Sandy Szwarc of JunkFood Science fame also had significant criticisms of this whole sordid affair, saying, “It is unfair of scientists and doctors to mock people who are terrified of Wi-Fi or who believe that chemtrails are spraying the world with invisible toxins that are harming them and their children, when these very same professionals spread similarly dubious scares. They fail the public, rather that adhere to the fundamentals of science and help consumers recognize myths from health risks that are real and things that are most important to help protect themselves and keep their children safe.” with her whole, very well thought out article.
Michael J. McFadden
Author of “Dissecting Antismokers’ Brains”
Mid-Atlantic Regional Director, Citizens Freedom Alliance
Director, Pennsylvania Smokers Action Network (PASAN)
Jan. 9th, 2009
COLUMBUS, Georgia January 6, 2009 – The people who make, sell and enjoy premium cigars are wondering what all the recent fuss is about so-called third-hand smoke. It isn’t just that the issue is far-fetched and implausible, according to the International Premium Cigar & Pipe Retailers Association, it’s that it was proposed years ago and few found it worth writing about until now. Why now?
“Everyone is making New Year’s resolutions at this time and this survey has given it a catchy name,” said Chris McCalla, legislative director for IPCPR which represents more than 2,000 cigar store owners and manufacturers of premium cigars around the world.
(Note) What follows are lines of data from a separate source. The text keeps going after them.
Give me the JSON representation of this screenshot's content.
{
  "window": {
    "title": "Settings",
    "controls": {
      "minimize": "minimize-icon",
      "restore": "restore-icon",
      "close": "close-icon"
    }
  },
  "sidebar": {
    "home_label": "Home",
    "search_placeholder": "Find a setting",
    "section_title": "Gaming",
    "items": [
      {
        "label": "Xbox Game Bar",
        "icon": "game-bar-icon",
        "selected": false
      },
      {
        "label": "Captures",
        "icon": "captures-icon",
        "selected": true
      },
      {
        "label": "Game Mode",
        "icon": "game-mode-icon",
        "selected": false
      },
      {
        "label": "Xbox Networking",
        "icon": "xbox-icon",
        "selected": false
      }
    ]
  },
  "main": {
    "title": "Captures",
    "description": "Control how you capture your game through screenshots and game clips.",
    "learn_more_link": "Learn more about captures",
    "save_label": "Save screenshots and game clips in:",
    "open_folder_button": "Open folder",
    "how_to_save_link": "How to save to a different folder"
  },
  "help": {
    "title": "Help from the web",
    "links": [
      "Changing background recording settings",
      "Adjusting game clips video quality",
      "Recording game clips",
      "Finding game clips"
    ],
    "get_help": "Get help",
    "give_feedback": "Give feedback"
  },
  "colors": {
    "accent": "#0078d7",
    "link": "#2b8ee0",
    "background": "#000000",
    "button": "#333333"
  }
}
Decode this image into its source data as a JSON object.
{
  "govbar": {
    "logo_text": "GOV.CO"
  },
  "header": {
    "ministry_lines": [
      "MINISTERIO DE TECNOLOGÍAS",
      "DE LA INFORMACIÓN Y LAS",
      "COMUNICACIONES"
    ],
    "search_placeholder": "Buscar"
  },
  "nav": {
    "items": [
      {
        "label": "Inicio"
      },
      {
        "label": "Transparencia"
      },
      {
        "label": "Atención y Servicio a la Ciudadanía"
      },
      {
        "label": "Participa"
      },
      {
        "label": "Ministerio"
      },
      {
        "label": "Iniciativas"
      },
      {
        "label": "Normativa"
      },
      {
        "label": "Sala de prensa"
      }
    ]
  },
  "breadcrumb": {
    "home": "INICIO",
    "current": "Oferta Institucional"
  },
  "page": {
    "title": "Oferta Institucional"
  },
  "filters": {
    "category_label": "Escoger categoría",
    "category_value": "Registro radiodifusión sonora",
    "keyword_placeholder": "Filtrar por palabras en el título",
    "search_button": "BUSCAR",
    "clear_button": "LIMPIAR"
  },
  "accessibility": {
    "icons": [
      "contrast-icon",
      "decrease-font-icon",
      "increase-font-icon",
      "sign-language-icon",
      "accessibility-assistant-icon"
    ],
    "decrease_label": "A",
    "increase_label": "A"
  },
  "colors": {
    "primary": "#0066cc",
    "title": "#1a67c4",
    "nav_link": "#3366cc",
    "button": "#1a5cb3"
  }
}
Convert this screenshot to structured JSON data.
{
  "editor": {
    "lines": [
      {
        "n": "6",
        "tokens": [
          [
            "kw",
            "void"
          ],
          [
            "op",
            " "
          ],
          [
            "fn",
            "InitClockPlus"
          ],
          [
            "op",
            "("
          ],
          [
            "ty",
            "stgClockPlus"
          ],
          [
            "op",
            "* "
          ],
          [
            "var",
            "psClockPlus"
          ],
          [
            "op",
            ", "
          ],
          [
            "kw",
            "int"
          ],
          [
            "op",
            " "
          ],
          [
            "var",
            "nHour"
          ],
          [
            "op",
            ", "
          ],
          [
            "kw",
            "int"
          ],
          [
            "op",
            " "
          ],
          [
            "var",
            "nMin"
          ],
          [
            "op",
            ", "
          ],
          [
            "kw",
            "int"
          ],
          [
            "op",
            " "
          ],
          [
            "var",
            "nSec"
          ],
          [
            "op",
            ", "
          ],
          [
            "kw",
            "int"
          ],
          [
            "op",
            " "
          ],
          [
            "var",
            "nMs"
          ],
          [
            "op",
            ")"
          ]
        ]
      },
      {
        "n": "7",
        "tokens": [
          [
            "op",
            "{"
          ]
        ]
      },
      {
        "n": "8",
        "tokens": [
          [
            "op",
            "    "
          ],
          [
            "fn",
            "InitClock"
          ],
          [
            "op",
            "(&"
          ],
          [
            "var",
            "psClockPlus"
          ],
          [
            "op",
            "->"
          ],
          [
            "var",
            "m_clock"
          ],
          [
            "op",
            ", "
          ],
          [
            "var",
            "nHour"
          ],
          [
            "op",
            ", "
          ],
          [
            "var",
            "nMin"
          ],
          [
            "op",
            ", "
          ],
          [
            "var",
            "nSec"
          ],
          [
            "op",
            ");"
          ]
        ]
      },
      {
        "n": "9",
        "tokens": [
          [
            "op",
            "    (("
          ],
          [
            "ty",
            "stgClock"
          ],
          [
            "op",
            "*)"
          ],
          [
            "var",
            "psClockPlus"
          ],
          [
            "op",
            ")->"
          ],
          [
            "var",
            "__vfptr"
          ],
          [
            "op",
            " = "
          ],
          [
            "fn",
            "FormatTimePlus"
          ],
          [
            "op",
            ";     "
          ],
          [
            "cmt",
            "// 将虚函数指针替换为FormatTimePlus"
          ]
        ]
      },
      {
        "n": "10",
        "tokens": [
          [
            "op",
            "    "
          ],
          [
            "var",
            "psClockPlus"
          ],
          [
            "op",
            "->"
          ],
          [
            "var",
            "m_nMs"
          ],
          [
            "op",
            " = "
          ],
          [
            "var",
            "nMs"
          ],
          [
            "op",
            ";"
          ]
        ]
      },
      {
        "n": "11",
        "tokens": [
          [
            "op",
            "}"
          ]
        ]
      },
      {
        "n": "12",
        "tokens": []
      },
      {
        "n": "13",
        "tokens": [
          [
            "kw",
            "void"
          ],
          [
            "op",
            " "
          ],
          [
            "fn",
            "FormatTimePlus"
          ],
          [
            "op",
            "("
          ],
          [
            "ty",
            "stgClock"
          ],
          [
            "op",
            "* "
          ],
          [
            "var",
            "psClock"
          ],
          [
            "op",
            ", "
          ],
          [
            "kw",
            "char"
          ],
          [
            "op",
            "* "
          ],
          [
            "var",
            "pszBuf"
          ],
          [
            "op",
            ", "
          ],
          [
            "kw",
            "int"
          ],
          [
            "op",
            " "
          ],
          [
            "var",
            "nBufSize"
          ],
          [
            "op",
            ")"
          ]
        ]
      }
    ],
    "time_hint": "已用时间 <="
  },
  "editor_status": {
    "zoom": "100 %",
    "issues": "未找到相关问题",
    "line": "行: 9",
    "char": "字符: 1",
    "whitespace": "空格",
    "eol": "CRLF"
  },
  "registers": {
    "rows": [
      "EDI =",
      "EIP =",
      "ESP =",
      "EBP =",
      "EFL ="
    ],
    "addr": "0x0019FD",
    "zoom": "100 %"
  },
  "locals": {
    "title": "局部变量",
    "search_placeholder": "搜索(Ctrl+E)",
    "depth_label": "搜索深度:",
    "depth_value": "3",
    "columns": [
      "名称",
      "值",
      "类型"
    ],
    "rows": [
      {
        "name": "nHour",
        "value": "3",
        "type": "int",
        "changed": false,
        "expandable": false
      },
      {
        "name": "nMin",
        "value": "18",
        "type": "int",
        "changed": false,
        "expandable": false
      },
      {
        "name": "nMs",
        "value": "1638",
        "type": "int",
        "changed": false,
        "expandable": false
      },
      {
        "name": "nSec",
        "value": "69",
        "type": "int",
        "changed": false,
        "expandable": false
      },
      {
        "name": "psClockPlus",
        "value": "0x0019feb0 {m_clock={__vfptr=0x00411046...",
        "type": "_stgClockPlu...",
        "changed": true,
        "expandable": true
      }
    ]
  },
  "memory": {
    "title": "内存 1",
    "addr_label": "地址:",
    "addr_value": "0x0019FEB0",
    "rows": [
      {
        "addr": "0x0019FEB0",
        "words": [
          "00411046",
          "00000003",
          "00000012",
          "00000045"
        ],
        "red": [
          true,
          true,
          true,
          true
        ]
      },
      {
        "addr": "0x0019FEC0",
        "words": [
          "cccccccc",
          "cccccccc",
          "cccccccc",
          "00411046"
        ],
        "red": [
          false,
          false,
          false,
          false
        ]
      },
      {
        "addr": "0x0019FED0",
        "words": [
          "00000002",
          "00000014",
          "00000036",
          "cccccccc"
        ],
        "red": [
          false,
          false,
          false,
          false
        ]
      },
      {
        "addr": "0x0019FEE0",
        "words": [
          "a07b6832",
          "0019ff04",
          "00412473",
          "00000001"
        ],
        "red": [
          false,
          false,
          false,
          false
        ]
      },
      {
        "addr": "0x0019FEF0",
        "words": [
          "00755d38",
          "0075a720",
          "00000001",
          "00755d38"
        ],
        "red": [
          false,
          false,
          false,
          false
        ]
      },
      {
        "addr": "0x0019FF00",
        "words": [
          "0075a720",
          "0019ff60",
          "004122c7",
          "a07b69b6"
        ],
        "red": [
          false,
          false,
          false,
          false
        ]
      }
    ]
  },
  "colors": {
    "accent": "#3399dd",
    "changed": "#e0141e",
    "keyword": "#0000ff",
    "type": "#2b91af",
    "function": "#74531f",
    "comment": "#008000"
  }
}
“When it was originally introduced in mid-2004, it was just another obscure survey. No one paid much attention to it because it was regarded as silly as saying we should ban nail polish because it smells bad long after it is applied. Now that it has been given a catchy name and its publication in the January issue of a magazine about children has been reported on by international news sources, Google is showing nearly one million results for ‘third-hand smoke’ occurring almost overnight,” he said.
The recent survey’s goal was to ‘find out if people who were aware of these harmful effects were less likely to smoke inside of their home,’ according to its author. McCalla said that was “a hypothesis that assumes that so-called third-hand smoke has ‘harmful effects’ which no one can seriously believe.”
McCalla suggested tongue-in-cheek that studies may next be done on fourth-hand and fifth-hand smoke, where people who touch the clothes worn by people who have touched the clothes worn by people who went to a cigar bar a week ago might be the object of scrutiny.
Getting serious again, McCalla pointed out that, when the original study was released nearly five years ago, neither the Surgeon General nor the Occupational Safety and Health Administration did much of anything about it.
“The Surgeon General’s report in 2006 called most of its findings inconclusive regarding the effects of secondhand smoke, so how could they move against so-called ‘third-hand smoke’ when the recent survey had nothing to do with its scientific aspects? Also, if ‘third-hand smoke’ should be of concern to anyone, why has OSHA not addressed the subject? In fact, OSHA issued allowable standards for secondhand smoke in the workplace that far exceed that which one may find in a typical cigar bar or restaurant.”
McCalla suggested that the best New Year’s resolution for people to adopt might be the application of common sense principles and respect for one another’s rights.
“Relax. These are stressful times. Enjoy a good cigar,” he said.
Read More: Third Hand Smoke Page 1